Political reform also highlights one of Donald Trump’s most prominent broken promises—draining the swamp. Trump ran as an outsider who vowed to clean up Washington, but even many of his supporters acknowledge that he hasn’t. He filled his cabinet with individuals from the top one percent. He criticized former Attorney General Jeff Sessions when congressmen Chris Collins and Duncan Hunter were indicted for financial malfeasance. His Tax Cuts and Jobs Act disproportionately benefits the richest Americans. Trump hasn’t drained the swamp so much as wallowed in it.

The eventual Democratic nominee is not going to defeat Trump solely by distinguishing herself on policy differences. It will depend on big, favorable contrasts. Advocating to get rid of big money in politics is one of the most favorable distinctions Democrats have against Trump. They should use it.

More importantly, structural reform is essential to actually put into effect many of the proposals Democrats are discussing. Last week, the party dedicated an entire town hall to climate change and outlined a number of bold plans—which, to be sure, represents a strong contrast with Republicans. It was especially admirable after the Democratic National Committee nixed a debate devoted to the issue. But as long as the fossil fuel industry spends more than $100 million a year on lobbying, the chances of any of these plans coming to fruition are slim.

The same can be said on health care. Truthfully, Medicare For All may not pass even with a Democratic President and control of both houses of Congress. Only fourteen Democrats have signed on to Bernie Sanders’ Senate bill. And yet, even more incremental health care reforms are unlikely to succeed unless the filibuster is eliminated and the power of pharmaceutical companies is drastically diminished through limits on lobbying and campaign spending. For years, pharmaceutical companies have successfully lobbied against measures that could keep prescription drugs costs down, like allowing the government to negotiate with drug companies or making it easier for generic drugs to come to market. There is no structural reason to believe the next Congress will be any different. Even if Democrats reclaim the Senate, Mitch McConnell could still employ the filibuster.
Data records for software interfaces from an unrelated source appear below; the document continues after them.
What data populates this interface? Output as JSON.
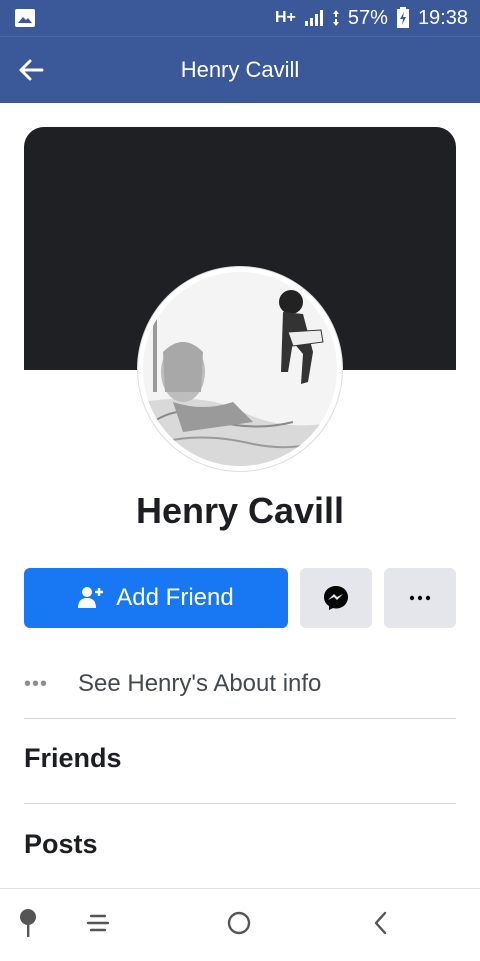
{
  "status_bar": {
    "network": "H+",
    "battery": "57%",
    "time": "19:38",
    "icons": [
      "gallery-icon",
      "signal-icon",
      "data-transfer-icon",
      "battery-charging-icon"
    ]
  },
  "app_bar": {
    "title": "Henry Cavill",
    "back_icon": "arrow-left-icon"
  },
  "profile": {
    "name": "Henry Cavill",
    "cover_color": "#1f2024"
  },
  "actions": {
    "add_friend_label": "Add Friend",
    "add_friend_icon": "add-person-icon",
    "messenger_icon": "messenger-icon",
    "more_icon": "more-horizontal-icon",
    "accent_color": "#1877f2"
  },
  "about": {
    "dots": "•••",
    "text": "See Henry's About info"
  },
  "sections": {
    "friends": "Friends",
    "posts": "Posts"
  },
  "bottom_nav": {
    "items": [
      "pin-icon",
      "menu-icon",
      "home-circle-icon",
      "back-chevron-icon"
    ]
  }
}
So while the first three debates have resulted in detailed discussions of health care, trade, and immigration, political reform has been given short shrift. Part of the fault lies with the debates’ moderators. (How many times must Amy Klobuchar be asked whose plans she considers “extreme?”) But the bulk of the problem is that there are no easy answers, so candidates are reluctant to do more than recite applause lines, which ultimately undermines the very purpose of debates—to set priorities, flesh out plans, and establish differences between candidates.

Warren and Buttigieg support ending the filibuster, but Harris, Sanders, and Booker are reluctant, considering how it has served those Democrats in the Senate minority. Voters, however, deserve to hear that discussion. Passing campaign finance reform has historically been a bipartisan issue in Congress, but the Supreme Court, through Buckley v. Valeo, Citizens United, and other decisions has struck down campaign spending limits on individuals, corporations, and unions. Bipartisan support could empower the return of these reforms, but besides Klobuchar, other candidates seem unwilling to mention the prospect of working with Republicans. The next time a candidate mentions overturning Citizens United, they should be pressed on how exactly how they plan to do it .

None of this is to say that the Democratic debates have been bereft of substance; they haven’t. At times, they have been positively mired in details, as when Julian Castro pressed O’Rourke about the federal statute criminalizing illegal immigration. But after a half an hour of candidates arguing over Medicare For All versus a public option, it sounds more like Democrats are debating what they would do as president of a theoretical country where sweeping legislation is easily enacted. It doesn’t seem rooted in reality. If Democrats want to make their plans possible and put Trump on the defensive, offering credible ideas for political reform is the only real place to start.